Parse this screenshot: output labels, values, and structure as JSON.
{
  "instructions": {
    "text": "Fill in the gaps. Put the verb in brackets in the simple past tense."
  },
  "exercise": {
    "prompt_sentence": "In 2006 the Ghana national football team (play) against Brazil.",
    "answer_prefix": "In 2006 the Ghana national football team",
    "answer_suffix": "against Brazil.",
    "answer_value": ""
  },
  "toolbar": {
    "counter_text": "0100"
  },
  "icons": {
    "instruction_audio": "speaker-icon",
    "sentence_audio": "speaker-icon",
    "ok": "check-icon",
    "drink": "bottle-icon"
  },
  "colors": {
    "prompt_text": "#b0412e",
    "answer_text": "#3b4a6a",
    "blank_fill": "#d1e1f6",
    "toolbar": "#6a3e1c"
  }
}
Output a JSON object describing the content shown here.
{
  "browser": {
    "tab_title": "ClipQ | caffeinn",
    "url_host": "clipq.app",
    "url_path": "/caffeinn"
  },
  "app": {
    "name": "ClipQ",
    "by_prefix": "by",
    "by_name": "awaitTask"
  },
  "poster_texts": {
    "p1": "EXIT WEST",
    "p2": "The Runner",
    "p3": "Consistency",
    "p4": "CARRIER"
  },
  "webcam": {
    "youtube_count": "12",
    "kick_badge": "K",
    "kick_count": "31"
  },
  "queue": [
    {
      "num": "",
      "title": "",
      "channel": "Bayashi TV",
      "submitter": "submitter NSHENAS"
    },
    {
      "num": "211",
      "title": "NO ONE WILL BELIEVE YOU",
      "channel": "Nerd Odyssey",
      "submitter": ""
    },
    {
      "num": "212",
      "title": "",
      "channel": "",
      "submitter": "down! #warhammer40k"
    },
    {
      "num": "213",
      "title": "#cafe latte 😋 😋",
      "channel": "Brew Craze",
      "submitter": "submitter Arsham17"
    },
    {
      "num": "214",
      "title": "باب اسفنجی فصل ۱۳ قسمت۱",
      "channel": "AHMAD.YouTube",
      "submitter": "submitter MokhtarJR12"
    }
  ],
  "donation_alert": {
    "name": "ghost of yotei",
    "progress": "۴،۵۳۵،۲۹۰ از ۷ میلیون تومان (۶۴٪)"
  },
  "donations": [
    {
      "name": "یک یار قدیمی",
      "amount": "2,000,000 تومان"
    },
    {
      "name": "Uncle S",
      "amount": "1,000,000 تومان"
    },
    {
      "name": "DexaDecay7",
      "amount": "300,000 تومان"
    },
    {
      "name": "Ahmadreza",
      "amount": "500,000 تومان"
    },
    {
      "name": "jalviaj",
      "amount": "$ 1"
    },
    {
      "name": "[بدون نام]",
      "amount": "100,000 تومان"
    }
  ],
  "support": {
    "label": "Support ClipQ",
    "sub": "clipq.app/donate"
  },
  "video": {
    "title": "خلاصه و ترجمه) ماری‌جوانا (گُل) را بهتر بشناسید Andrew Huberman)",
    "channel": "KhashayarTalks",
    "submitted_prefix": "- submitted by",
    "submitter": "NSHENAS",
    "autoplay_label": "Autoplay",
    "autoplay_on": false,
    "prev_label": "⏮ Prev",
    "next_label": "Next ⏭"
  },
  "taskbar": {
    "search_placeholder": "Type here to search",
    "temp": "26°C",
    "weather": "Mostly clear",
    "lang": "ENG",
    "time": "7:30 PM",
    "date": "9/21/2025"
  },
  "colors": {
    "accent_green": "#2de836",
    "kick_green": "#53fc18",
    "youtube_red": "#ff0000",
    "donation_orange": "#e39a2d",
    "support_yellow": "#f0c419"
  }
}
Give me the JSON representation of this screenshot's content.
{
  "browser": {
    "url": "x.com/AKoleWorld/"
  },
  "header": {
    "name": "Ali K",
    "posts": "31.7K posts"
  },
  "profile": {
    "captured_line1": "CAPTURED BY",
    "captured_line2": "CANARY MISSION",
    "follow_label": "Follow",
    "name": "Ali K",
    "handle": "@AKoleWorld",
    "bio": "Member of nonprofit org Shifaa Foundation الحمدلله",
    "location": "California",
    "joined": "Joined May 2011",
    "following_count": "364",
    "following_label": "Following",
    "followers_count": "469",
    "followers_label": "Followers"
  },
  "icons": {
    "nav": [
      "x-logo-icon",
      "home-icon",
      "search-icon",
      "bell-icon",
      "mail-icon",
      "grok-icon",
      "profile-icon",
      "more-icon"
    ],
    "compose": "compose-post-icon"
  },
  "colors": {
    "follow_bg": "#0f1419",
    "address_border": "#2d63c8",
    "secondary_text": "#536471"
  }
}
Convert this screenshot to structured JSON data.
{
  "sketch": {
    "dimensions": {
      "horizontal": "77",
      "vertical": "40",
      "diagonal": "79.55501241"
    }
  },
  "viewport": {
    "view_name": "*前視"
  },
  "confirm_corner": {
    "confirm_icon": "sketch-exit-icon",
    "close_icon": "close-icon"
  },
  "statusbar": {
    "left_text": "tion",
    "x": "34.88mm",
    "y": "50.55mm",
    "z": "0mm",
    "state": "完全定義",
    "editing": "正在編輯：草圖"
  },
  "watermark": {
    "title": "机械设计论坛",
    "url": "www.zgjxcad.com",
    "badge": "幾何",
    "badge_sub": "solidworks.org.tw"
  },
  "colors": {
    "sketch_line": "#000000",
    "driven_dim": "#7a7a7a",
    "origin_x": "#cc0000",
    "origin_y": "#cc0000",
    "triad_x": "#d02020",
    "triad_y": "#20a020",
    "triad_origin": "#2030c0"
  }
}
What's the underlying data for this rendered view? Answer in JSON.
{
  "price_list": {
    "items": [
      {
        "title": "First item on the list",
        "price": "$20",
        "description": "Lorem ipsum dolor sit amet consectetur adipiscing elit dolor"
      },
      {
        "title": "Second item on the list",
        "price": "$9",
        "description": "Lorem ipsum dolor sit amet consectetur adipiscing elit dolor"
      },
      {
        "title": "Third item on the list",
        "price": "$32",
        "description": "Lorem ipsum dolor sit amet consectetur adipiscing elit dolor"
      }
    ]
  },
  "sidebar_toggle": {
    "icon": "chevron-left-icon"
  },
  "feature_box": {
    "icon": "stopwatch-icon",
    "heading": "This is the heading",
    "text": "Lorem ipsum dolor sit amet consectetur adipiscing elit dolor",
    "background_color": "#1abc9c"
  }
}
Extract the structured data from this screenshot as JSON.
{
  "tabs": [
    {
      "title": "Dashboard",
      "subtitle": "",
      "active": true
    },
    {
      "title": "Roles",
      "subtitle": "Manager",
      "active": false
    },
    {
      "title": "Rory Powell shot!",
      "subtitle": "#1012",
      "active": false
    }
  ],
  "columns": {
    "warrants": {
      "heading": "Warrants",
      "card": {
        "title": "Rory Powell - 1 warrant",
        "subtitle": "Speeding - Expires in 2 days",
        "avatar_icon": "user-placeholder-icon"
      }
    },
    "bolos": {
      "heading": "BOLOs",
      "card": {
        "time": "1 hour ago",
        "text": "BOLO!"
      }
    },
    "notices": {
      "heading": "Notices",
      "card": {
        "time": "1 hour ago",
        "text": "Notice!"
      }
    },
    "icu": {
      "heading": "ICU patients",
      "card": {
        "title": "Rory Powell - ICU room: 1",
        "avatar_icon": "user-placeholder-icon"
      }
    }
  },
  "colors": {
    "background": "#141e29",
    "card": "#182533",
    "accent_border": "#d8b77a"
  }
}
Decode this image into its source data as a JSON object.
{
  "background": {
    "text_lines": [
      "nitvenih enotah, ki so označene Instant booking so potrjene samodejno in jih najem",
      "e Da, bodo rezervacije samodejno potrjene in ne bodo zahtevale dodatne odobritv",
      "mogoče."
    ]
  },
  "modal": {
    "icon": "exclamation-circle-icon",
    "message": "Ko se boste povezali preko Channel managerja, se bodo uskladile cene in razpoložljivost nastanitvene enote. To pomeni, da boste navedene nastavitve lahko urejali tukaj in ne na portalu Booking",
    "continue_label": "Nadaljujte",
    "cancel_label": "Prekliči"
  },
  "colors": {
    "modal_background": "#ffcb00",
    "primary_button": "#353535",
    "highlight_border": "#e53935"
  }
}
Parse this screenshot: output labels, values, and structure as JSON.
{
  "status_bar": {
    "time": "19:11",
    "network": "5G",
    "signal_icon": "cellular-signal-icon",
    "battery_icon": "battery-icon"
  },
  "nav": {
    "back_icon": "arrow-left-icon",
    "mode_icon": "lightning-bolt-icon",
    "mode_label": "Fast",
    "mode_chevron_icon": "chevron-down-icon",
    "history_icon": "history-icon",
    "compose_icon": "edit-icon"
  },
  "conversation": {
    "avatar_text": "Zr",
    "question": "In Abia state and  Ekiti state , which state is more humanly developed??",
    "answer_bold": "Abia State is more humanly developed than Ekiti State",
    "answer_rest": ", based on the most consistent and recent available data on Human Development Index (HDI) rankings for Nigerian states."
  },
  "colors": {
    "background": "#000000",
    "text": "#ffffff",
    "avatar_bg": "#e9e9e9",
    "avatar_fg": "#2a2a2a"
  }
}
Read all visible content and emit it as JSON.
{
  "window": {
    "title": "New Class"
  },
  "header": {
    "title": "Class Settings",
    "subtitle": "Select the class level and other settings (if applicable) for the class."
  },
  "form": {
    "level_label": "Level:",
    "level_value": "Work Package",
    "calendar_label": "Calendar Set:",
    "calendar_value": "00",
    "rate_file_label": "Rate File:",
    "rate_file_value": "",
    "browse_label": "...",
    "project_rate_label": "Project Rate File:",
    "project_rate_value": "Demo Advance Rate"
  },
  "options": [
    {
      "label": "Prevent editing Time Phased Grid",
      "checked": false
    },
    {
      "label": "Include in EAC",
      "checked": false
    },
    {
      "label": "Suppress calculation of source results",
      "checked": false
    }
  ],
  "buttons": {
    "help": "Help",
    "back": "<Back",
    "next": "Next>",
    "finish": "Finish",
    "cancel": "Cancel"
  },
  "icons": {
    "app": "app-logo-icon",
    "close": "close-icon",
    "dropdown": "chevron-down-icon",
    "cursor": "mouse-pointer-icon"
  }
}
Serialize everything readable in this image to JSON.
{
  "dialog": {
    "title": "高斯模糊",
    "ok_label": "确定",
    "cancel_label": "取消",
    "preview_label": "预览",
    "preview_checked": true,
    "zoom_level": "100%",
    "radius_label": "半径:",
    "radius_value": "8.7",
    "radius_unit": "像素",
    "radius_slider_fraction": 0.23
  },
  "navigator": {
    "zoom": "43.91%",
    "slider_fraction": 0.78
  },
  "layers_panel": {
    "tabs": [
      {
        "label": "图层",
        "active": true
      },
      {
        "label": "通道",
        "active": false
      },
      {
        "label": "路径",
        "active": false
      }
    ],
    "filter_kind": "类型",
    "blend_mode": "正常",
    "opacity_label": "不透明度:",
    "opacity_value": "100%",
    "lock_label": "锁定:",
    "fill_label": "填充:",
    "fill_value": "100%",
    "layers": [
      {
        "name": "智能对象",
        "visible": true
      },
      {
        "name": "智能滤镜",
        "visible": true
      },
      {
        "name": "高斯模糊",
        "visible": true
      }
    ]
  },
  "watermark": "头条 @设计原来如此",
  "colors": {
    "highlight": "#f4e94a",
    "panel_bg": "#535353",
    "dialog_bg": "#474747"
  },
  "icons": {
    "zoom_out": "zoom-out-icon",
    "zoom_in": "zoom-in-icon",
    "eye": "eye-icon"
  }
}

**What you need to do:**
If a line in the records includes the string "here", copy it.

**The completed task:**
Output a JSON object describing the content shown here.
    "search_placeholder": "Type here to search",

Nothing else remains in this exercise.